TRY IT →
Identical copies of all the records below are needed.

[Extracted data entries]
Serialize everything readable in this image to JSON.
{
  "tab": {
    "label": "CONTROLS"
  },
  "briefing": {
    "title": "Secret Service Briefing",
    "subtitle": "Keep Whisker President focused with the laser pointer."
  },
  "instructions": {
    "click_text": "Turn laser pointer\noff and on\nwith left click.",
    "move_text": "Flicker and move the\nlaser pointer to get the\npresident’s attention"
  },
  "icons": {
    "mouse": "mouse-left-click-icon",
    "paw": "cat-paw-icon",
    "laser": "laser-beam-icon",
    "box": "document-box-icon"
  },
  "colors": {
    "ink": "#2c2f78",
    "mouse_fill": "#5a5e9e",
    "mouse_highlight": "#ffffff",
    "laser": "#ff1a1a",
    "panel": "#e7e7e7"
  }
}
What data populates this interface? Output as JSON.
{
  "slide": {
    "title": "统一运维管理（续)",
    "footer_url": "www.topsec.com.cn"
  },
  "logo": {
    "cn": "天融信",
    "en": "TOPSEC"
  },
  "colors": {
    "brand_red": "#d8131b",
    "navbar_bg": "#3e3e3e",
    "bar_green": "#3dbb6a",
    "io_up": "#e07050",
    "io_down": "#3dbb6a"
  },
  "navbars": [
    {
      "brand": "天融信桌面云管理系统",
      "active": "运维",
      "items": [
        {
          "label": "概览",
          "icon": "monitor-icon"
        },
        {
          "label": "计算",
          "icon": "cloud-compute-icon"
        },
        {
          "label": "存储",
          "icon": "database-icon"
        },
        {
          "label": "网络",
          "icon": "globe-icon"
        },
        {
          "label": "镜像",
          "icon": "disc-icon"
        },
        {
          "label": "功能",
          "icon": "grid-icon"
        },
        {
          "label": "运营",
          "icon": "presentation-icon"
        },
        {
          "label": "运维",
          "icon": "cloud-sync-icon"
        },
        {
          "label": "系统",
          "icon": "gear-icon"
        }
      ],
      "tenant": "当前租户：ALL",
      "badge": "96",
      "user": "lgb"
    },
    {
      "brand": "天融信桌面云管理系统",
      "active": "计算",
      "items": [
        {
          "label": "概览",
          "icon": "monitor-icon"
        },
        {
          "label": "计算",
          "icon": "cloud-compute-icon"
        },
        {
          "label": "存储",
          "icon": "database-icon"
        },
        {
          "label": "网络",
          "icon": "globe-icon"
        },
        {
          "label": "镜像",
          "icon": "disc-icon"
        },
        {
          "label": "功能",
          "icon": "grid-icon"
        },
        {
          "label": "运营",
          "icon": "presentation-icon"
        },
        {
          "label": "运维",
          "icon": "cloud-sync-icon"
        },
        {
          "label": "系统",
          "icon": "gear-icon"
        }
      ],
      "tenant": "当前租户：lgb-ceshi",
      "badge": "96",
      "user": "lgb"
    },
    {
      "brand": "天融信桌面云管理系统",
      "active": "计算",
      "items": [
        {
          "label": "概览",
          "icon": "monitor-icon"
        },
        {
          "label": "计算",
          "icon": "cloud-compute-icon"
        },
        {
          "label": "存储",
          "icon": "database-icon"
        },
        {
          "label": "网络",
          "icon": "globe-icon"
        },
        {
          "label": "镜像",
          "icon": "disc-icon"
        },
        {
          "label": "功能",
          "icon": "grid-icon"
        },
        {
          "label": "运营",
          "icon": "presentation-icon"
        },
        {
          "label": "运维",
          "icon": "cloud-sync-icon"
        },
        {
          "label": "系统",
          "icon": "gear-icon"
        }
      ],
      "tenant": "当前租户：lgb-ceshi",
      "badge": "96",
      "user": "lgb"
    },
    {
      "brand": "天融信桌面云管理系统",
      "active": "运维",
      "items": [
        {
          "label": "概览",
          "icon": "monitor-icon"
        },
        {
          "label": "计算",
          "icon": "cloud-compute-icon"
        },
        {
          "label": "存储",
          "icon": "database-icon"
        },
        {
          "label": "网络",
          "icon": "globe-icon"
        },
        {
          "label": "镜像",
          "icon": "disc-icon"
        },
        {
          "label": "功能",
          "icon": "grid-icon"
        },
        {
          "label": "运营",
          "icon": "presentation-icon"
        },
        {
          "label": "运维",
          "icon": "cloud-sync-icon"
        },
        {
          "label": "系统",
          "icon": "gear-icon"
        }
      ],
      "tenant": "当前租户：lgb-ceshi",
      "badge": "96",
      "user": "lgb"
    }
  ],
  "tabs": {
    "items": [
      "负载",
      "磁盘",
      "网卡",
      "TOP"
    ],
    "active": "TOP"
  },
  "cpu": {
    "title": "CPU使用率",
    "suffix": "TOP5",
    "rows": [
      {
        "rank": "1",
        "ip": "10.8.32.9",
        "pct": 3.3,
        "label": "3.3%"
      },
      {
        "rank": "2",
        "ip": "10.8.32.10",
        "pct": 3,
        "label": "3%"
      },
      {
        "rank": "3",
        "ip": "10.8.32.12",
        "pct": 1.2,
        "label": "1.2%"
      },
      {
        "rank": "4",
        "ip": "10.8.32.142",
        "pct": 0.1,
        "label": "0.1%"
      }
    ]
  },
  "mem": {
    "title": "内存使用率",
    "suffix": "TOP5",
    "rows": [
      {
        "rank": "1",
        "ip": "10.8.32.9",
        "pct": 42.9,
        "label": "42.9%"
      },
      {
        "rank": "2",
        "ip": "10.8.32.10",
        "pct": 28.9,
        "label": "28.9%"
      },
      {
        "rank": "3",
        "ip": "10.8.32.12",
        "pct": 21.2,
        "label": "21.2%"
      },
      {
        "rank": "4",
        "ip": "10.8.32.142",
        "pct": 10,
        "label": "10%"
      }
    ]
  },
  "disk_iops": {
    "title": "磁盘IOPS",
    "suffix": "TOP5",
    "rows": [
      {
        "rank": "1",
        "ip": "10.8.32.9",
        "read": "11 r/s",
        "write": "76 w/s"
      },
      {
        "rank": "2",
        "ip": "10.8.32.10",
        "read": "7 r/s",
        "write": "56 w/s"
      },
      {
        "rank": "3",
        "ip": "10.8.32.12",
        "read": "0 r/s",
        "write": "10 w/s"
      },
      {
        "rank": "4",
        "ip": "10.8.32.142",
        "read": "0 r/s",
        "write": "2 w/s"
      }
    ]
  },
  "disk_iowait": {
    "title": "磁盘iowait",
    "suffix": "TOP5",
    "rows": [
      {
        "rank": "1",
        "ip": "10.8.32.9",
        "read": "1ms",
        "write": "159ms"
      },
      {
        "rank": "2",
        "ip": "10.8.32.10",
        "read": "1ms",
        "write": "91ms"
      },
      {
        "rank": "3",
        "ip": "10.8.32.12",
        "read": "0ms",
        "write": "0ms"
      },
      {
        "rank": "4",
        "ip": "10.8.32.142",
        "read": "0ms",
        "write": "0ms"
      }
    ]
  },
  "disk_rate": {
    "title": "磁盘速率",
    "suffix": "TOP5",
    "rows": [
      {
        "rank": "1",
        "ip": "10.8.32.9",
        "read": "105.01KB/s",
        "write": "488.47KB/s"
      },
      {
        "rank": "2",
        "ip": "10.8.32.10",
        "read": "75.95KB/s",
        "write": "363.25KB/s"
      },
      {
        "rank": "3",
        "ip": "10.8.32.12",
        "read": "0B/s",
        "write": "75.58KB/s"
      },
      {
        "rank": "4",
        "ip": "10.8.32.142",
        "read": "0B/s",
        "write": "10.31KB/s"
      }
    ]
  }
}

TASK SOLUTION →
Serialize everything readable in this image to JSON.
{
  "tab": {
    "label": "CONTROLS"
  },
  "briefing": {
    "title": "Secret Service Briefing",
    "subtitle": "Keep Whisker President focused with the laser pointer."
  },
  "instructions": {
    "click_text": "Turn laser pointer\noff and on\nwith left click.",
    "move_text": "Flicker and move the\nlaser pointer to get the\npresident’s attention"
  },
  "icons": {
    "mouse": "mouse-left-click-icon",
    "paw": "cat-paw-icon",
    "laser": "laser-beam-icon",
    "box": "document-box-icon"
  },
  "colors": {
    "ink": "#2c2f78",
    "mouse_fill": "#5a5e9e",
    "mouse_highlight": "#ffffff",
    "laser": "#ff1a1a",
    "panel": "#e7e7e7"
  }
}
What data populates this interface? Output as JSON.
{
  "slide": {
    "title": "统一运维管理（续)",
    "footer_url": "www.topsec.com.cn"
  },
  "logo": {
    "cn": "天融信",
    "en": "TOPSEC"
  },
  "colors": {
    "brand_red": "#d8131b",
    "navbar_bg": "#3e3e3e",
    "bar_green": "#3dbb6a",
    "io_up": "#e07050",
    "io_down": "#3dbb6a"
  },
  "navbars": [
    {
      "brand": "天融信桌面云管理系统",
      "active": "运维",
      "items": [
        {
          "label": "概览",
          "icon": "monitor-icon"
        },
        {
          "label": "计算",
          "icon": "cloud-compute-icon"
        },
        {
          "label": "存储",
          "icon": "database-icon"
        },
        {
          "label": "网络",
          "icon": "globe-icon"
        },
        {
          "label": "镜像",
          "icon": "disc-icon"
        },
        {
          "label": "功能",
          "icon": "grid-icon"
        },
        {
          "label": "运营",
          "icon": "presentation-icon"
        },
        {
          "label": "运维",
          "icon": "cloud-sync-icon"
        },
        {
          "label": "系统",
          "icon": "gear-icon"
        }
      ],
      "tenant": "当前租户：ALL",
      "badge": "96",
      "user": "lgb"
    },
    {
      "brand": "天融信桌面云管理系统",
      "active": "计算",
      "items": [
        {
          "label": "概览",
          "icon": "monitor-icon"
        },
        {
          "label": "计算",
          "icon": "cloud-compute-icon"
        },
        {
          "label": "存储",
          "icon": "database-icon"
        },
        {
          "label": "网络",
          "icon": "globe-icon"
        },
        {
          "label": "镜像",
          "icon": "disc-icon"
        },
        {
          "label": "功能",
          "icon": "grid-icon"
        },
        {
          "label": "运营",
          "icon": "presentation-icon"
        },
        {
          "label": "运维",
          "icon": "cloud-sync-icon"
        },
        {
          "label": "系统",
          "icon": "gear-icon"
        }
      ],
      "tenant": "当前租户：lgb-ceshi",
      "badge": "96",
      "user": "lgb"
    },
    {
      "brand": "天融信桌面云管理系统",
      "active": "计算",
      "items": [
        {
          "label": "概览",
          "icon": "monitor-icon"
        },
        {
          "label": "计算",
          "icon": "cloud-compute-icon"
        },
        {
          "label": "存储",
          "icon": "database-icon"
        },
        {
          "label": "网络",
          "icon": "globe-icon"
        },
        {
          "label": "镜像",
          "icon": "disc-icon"
        },
        {
          "label": "功能",
          "icon": "grid-icon"
        },
        {
          "label": "运营",
          "icon": "presentation-icon"
        },
        {
          "label": "运维",
          "icon": "cloud-sync-icon"
        },
        {
          "label": "系统",
          "icon": "gear-icon"
        }
      ],
      "tenant": "当前租户：lgb-ceshi",
      "badge": "96",
      "user": "lgb"
    },
    {
      "brand": "天融信桌面云管理系统",
      "active": "运维",
      "items": [
        {
          "label": "概览",
          "icon": "monitor-icon"
        },
        {
          "label": "计算",
          "icon": "cloud-compute-icon"
        },
        {
          "label": "存储",
          "icon": "database-icon"
        },
        {
          "label": "网络",
          "icon": "globe-icon"
        },
        {
          "label": "镜像",
          "icon": "disc-icon"
        },
        {
          "label": "功能",
          "icon": "grid-icon"
        },
        {
          "label": "运营",
          "icon": "presentation-icon"
        },
        {
          "label": "运维",
          "icon": "cloud-sync-icon"
        },
        {
          "label": "系统",
          "icon": "gear-icon"
        }
      ],
      "tenant": "当前租户：lgb-ceshi",
      "badge": "96",
      "user": "lgb"
    }
  ],
  "tabs": {
    "items": [
      "负载",
      "磁盘",
      "网卡",
      "TOP"
    ],
    "active": "TOP"
  },
  "cpu": {
    "title": "CPU使用率",
    "suffix": "TOP5",
    "rows": [
      {
        "rank": "1",
        "ip": "10.8.32.9",
        "pct": 3.3,
        "label": "3.3%"
      },
      {
        "rank": "2",
        "ip": "10.8.32.10",
        "pct": 3,
        "label": "3%"
      },
      {
        "rank": "3",
        "ip": "10.8.32.12",
        "pct": 1.2,
        "label": "1.2%"
      },
      {
        "rank": "4",
        "ip": "10.8.32.142",
        "pct": 0.1,
        "label": "0.1%"
      }
    ]
  },
  "mem": {
    "title": "内存使用率",
    "suffix": "TOP5",
    "rows": [
      {
        "rank": "1",
        "ip": "10.8.32.9",
        "pct": 42.9,
        "label": "42.9%"
      },
      {
        "rank": "2",
        "ip": "10.8.32.10",
        "pct": 28.9,
        "label": "28.9%"
      },
      {
        "rank": "3",
        "ip": "10.8.32.12",
        "pct": 21.2,
        "label": "21.2%"
      },
      {
        "rank": "4",
        "ip": "10.8.32.142",
        "pct": 10,
        "label": "10%"
      }
    ]
  },
  "disk_iops": {
    "title": "磁盘IOPS",
    "suffix": "TOP5",
    "rows": [
      {
        "rank": "1",
        "ip": "10.8.32.9",
        "read": "11 r/s",
        "write": "76 w/s"
      },
      {
        "rank": "2",
        "ip": "10.8.32.10",
        "read": "7 r/s",
        "write": "56 w/s"
      },
      {
        "rank": "3",
        "ip": "10.8.32.12",
        "read": "0 r/s",
        "write": "10 w/s"
      },
      {
        "rank": "4",
        "ip": "10.8.32.142",
        "read": "0 r/s",
        "write": "2 w/s"
      }
    ]
  },
  "disk_iowait": {
    "title": "磁盘iowait",
    "suffix": "TOP5",
    "rows": [
      {
        "rank": "1",
        "ip": "10.8.32.9",
        "read": "1ms",
        "write": "159ms"
      },
      {
        "rank": "2",
        "ip": "10.8.32.10",
        "read": "1ms",
        "write": "91ms"
      },
      {
        "rank": "3",
        "ip": "10.8.32.12",
        "read": "0ms",
        "write": "0ms"
      },
      {
        "rank": "4",
        "ip": "10.8.32.142",
        "read": "0ms",
        "write": "0ms"
      }
    ]
  },
  "disk_rate": {
    "title": "磁盘速率",
    "suffix": "TOP5",
    "rows": [
      {
        "rank": "1",
        "ip": "10.8.32.9",
        "read": "105.01KB/s",
        "write": "488.47KB/s"
      },
      {
        "rank": "2",
        "ip": "10.8.32.10",
        "read": "75.95KB/s",
        "write": "363.25KB/s"
      },
      {
        "rank": "3",
        "ip": "10.8.32.12",
        "read": "0B/s",
        "write": "75.58KB/s"
      },
      {
        "rank": "4",
        "ip": "10.8.32.142",
        "read": "0B/s",
        "write": "10.31KB/s"
      }
    ]
  }
}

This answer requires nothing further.